Foodservice Equipment & Supplies

SEP 2018

Foodservice Equipment & Supplies magazines is an industry resource connecting foodservice operators, equipment and supplies manufacturers and dealers, and facility design consultants.

Issue link:

Contents of this Issue


Page 45 of 107

44 • FOODSERVICE EQUIPMENT & SUPPLIES • SEPTEMBER 2018 "I have found some customers might be more equal than others, but I still treat everyone the same way, whether they buy three tongs from me or three refrigerators." Because, he notes, more often than not, those three tongs will lead to three refrigerators and then some. Sadly, Harrison's father passed away almost two years ago. A quietness in his voice on the topic suggests that the grieving process continues. While learning about his parents' business, Harrison started working at a local pizza restaurant on weekends to earn some extra money. It was at the pizzeria that he would learn every aspect of the business, including prep work, cooking, ordering and more. Although he played football in high school, went to college on a football scholarship and dreamed of opening his own sports bar, Harrison thought twice about that risk and returned home to work full time at the family business selling jewelry to stores throughout northern Georgia and the Carolinas. "I was walking around with $300,000 to $500,000 worth of jewelry on me and trust me, the bad guys know who you are," Harrison says, recalling a different risk he had to face. Thankfully, he never had a run-in with anyone, although his father had a few scary instances. At one point, the family business closed, but Harrison already knew he might want to go in a different direction. Foodservice pulled him back in at 22 years of age, this time, for good. "The owner of the pizza restaurant called me up and asked if I was available for work," he says. "When I said I was, he said, 'Good. Here are your keys, you are now the manager and how much do you want to work?' " FROM RESTAURANT TO DEALERSHIP After a few years of work at the restau- rant, Harrison admits he got burned out by the grind and felt the allure of the sales world calling him back. It hap- pened to be that the sales rep at Atlanta Fixtures, who often called on the restau- rant, suddenly left. Harrison called the Notable Projects Notable Projects E 7 E HURRICANE HARVEY In the months following the devastation of Hurricane Harvey last year, Harrison went with a Sysco team to help restaurant clients in the Keys of Florida, the hardest hit area in the U.S. "We saw just mounds and mounds of trash on the side of the road," he recalls. "A makeshift recycling system was set up just to process all the metal from the destruction." That included equipment from the many mom-and-pop restaurants, which suffered the most. "At one point, we were standing in one part of a hotel and could see through to the outside," Harrison says. "The entire kitchen was just gone.
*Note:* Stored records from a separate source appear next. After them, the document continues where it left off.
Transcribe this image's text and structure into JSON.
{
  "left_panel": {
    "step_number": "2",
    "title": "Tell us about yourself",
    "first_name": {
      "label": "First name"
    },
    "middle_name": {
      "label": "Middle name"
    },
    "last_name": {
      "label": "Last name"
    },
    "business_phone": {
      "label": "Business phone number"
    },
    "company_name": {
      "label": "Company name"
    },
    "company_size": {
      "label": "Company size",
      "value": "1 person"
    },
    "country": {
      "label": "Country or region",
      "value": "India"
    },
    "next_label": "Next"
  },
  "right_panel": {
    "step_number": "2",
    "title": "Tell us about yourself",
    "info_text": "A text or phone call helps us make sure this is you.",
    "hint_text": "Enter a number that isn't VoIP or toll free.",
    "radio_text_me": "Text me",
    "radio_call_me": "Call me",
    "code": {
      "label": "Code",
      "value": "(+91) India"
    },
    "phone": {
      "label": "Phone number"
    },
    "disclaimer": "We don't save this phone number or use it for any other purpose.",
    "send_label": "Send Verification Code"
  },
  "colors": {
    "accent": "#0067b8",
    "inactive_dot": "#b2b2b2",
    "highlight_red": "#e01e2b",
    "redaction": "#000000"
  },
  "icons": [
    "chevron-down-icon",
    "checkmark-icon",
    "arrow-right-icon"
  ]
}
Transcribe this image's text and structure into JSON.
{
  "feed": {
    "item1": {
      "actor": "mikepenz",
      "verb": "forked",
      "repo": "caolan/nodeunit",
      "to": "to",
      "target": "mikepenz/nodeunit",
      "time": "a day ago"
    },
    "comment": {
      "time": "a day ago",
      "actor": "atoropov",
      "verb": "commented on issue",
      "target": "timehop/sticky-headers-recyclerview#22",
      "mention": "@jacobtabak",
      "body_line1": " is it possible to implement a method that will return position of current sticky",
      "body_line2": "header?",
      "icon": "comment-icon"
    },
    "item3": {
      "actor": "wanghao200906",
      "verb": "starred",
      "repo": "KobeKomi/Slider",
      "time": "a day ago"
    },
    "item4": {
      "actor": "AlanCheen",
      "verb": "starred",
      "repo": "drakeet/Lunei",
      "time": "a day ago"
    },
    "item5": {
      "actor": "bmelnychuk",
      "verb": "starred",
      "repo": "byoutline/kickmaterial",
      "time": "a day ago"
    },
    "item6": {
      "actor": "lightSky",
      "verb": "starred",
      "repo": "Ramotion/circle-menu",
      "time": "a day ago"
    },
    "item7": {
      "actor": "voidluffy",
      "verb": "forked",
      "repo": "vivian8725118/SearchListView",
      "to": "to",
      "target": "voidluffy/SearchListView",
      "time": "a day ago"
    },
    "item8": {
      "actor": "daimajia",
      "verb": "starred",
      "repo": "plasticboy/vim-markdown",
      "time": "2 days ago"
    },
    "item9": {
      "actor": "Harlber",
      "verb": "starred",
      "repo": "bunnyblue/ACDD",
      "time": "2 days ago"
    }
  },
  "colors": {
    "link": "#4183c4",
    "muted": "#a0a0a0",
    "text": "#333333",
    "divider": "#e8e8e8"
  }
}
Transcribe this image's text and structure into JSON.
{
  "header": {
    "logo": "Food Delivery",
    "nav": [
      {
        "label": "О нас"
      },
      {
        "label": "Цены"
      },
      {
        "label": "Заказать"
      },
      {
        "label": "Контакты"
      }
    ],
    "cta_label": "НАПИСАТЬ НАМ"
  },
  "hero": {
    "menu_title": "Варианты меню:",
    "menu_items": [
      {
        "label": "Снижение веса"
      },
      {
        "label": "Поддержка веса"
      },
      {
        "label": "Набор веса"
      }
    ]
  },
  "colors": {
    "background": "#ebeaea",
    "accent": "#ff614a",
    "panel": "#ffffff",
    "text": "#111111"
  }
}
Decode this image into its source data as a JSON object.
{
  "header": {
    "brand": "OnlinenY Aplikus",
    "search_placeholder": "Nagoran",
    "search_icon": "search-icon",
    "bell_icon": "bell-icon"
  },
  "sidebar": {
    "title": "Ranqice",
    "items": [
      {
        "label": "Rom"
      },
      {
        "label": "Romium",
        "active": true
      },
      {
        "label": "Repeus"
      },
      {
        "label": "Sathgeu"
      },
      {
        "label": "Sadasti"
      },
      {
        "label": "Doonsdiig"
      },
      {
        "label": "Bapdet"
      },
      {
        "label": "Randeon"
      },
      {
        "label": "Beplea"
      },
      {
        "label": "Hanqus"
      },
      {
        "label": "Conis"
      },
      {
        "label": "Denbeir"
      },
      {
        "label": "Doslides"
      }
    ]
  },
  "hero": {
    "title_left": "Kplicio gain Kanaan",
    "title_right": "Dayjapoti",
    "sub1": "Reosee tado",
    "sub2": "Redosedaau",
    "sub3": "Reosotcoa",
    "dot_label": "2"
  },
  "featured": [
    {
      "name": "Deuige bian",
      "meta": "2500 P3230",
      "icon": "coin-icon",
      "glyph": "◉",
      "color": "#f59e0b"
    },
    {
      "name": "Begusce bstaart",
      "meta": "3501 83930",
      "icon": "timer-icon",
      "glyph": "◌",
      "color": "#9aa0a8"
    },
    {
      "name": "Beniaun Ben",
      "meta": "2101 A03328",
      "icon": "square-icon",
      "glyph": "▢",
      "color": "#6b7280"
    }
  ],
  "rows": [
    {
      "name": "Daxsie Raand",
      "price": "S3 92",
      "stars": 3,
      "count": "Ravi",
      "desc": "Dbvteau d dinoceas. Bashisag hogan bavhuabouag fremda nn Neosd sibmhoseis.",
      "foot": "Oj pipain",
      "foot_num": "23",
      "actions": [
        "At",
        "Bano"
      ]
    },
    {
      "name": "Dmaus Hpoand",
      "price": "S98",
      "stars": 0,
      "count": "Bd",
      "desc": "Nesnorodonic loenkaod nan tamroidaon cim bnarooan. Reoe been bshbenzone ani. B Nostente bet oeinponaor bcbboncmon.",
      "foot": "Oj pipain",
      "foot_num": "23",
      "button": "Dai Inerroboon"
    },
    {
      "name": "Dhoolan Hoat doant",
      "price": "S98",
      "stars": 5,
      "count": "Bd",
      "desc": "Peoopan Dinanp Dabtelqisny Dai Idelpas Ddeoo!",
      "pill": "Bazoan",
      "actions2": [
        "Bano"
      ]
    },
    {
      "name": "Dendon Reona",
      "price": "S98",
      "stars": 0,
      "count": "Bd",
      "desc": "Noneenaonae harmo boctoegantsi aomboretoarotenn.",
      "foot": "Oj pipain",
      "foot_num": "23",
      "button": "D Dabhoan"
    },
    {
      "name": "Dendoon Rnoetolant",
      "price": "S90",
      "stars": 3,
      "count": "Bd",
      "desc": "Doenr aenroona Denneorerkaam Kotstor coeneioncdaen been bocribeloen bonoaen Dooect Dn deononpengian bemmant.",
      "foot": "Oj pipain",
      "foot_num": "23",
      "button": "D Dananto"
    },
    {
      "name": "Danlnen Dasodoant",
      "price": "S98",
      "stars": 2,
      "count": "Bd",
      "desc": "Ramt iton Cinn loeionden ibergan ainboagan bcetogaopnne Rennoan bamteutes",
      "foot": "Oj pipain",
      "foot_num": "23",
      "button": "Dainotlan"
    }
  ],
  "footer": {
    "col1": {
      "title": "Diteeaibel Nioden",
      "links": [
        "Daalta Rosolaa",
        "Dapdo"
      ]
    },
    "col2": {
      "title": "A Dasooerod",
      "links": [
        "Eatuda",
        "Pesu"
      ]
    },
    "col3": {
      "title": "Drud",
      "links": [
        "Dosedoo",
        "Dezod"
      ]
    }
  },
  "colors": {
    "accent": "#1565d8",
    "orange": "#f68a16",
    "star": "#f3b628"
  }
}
A lot of people we talked to had no idea if they would reopen at all. There were so many insurance is- sues, stalls with construction and other problems." One chef/owner even said he couldn't get back to his restaurant because of public health reasons. Har- rison's team did what they could do to partner with con- tractors and help resupply. "We are continuing to work with these customers to get them back open, and the cleanup and building is still ongoing, but hopefully soon we will see some movement from there," Harrison says. BUILDING THE ARK One memorable recent proj- ect of Harrison's was helping to outfit the foodservice operations at Ark Encounter, a massive, life-size replica of the biblical Noah's Ark in Kentucky. It spans 510 feet in length, 51 feet in height and 85 feet in width (approxi- mately the size of one and a half football fields). "The owners studied the operations at Disney, so we mimicked a lot of their kitchen setup and operations to be able to put out a lot of food in small spaces," says Harrison. He helped with the back-of-the-house design, making sure that the cooks didn't have to walk too far to perform tasks, and sourcing large walk-in coolers and ample fryers, double-stack convection ovens, hot food wells and other important pieces to fully equip the buf- fet/banquet-style restaurant, cafe and concession stands. In addition to helping with some of the design of the restaurant, Harrison worked with his network of installers and warehouses to get the shipments there at a good cost while ensuring that the installation and follow-up went smoothly. To date, the total equipment orders have racked in about $1.2 million. ERIC ERIC 7 Harrison's dedication continues to drive his sales record with year-over-year increases averaging $2.4 million.

Articles in this issue

Archives of this issue

view archives of Foodservice Equipment & Supplies - SEP 2018